Search the data below, and report every line in which "JSON" occurs.

(Web page and app entries)
* * *
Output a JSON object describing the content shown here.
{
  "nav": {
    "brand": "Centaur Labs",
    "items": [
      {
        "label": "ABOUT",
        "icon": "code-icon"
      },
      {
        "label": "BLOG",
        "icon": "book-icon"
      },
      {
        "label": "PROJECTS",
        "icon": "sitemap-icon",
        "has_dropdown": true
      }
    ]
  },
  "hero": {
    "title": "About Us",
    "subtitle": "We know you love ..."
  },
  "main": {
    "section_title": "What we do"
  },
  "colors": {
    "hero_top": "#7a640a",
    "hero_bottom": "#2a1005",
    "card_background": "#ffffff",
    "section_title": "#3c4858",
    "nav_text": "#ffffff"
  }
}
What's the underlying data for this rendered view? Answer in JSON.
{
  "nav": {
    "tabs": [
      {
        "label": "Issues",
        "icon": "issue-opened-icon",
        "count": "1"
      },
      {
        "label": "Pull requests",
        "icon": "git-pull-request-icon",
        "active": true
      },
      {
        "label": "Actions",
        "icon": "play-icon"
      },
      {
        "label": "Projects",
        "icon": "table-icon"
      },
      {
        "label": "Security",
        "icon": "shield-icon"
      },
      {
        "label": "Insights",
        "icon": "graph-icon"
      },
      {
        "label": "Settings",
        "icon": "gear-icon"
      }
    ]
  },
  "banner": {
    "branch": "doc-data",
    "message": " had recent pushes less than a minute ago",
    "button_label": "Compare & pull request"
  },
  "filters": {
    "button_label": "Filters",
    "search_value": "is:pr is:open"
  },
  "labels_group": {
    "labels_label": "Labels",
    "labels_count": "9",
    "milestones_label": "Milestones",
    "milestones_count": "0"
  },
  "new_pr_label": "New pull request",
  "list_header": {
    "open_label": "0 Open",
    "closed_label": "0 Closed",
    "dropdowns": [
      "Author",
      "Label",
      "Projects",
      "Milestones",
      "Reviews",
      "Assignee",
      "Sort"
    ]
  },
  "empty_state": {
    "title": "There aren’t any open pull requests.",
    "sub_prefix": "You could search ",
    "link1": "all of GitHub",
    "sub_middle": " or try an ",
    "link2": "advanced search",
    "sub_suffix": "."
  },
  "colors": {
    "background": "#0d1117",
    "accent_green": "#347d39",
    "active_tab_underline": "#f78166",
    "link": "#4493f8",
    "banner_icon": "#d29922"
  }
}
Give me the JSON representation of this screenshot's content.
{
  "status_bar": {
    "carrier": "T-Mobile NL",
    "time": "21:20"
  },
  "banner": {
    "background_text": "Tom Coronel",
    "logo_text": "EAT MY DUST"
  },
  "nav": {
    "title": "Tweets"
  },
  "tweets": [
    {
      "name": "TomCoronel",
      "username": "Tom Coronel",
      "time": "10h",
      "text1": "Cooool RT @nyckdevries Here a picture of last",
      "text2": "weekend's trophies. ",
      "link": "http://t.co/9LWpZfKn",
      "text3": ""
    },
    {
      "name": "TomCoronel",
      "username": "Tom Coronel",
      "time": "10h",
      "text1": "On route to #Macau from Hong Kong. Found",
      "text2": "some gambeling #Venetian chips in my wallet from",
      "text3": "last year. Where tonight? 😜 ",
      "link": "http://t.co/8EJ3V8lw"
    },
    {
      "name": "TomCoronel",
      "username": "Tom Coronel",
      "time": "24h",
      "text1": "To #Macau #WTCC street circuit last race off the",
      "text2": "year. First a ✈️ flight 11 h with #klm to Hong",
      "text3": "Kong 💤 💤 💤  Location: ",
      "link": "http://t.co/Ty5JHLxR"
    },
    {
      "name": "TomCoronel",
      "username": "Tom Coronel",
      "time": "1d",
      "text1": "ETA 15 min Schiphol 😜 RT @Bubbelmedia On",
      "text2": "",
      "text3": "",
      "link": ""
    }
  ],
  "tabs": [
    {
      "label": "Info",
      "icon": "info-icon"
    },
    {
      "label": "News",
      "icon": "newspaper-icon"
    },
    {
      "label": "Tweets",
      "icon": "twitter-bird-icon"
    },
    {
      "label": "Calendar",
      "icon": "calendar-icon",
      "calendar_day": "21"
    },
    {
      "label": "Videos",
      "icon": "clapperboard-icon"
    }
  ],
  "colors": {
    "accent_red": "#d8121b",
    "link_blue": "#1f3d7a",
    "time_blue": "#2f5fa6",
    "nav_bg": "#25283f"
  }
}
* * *
## [Your response]
Output a JSON object describing the content shown here.
What's the underlying data for this rendered view? Answer in JSON.
Give me the JSON representation of this screenshot's content.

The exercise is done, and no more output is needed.